§ **INSTRUCTIONS TO FOLLOW**: Return copies of the lines below that mention "Office".

§ **EXTRACTED DATA**:
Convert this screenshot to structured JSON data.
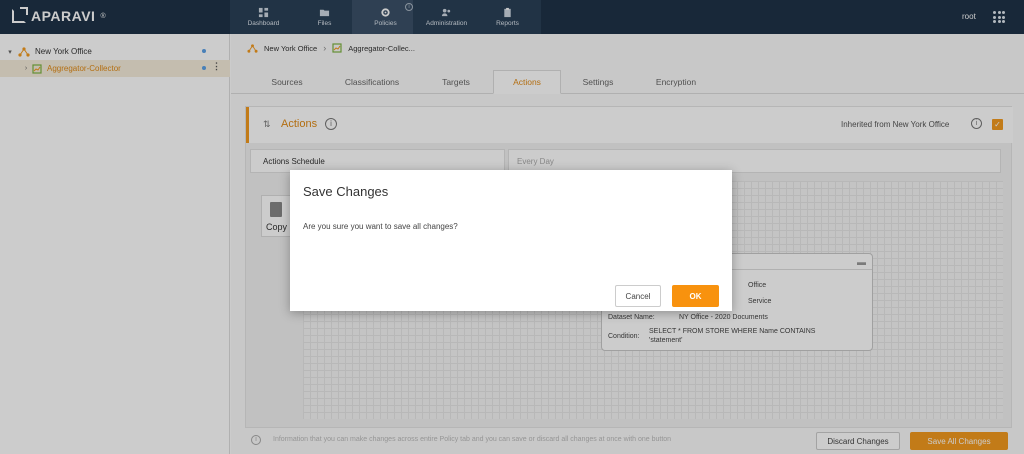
{
  "brand": {
    "name": "APARAVI",
    "mark": "®"
  },
  "nav": [
    {
      "label": "Dashboard",
      "icon": "dashboard-icon"
    },
    {
      "label": "Files",
      "icon": "folder-icon"
    },
    {
      "label": "Policies",
      "icon": "gear-icon"
    },
    {
      "label": "Administration",
      "icon": "users-icon"
    },
    {
      "label": "Reports",
      "icon": "clipboard-icon"
    }
  ],
  "user": {
    "name": "root"
  },
  "sidebar": {
    "items": [
      {
        "label": "New York Office",
        "icon": "hierarchy-icon"
      },
      {
        "label": "Aggregator-Collector",
        "icon": "collector-icon",
        "selected": true
      }
    ]
  },
  "breadcrumb": [
    {
      "label": "New York Office"
    },
    {
      "label": "Aggregator-Collec..."
    }
  ],
  "tabs": [
    {
      "label": "Sources"
    },
    {
      "label": "Classifications"
    },
    {
      "label": "Targets"
    },
    {
      "label": "Actions",
      "active": true
    },
    {
      "label": "Settings"
    },
    {
      "label": "Encryption"
    }
  ],
  "actions_panel": {
    "title": "Actions",
    "inherited_label": "Inherited from New York Office",
    "inherited_checked": true,
    "schedule_label": "Actions Schedule",
    "schedule_value": "Every Day",
    "copy_label": "Copy",
    "card": {
      "line1": "Office",
      "line2": "Service",
      "dataset_label": "Dataset Name:",
      "dataset_value": "NY Office - 2020 Documents",
      "condition_label": "Condition:",
      "condition_value": "SELECT * FROM STORE WHERE Name CONTAINS",
      "condition_value2": "'statement'"
    }
  },
  "footer": {
    "info_text": "Information that you can make changes across entire Policy tab and you can save or discard all changes at once with one button",
    "discard_label": "Discard Changes",
    "save_all_label": "Save All Changes"
  },
  "modal": {
    "title": "Save Changes",
    "message": "Are you sure you want to save all changes?",
    "cancel_label": "Cancel",
    "ok_label": "OK"
  },
  "colors": {
    "accent": "#f39a1e",
    "topbar": "#1e3348"
  }
}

§ **ANSWER**:
        "label": "New York Office",
      "label": "New York Office"
    "inherited_label": "Inherited from New York Office",
      "line1": "Office",
      "dataset_value": "NY Office - 2020 Documents",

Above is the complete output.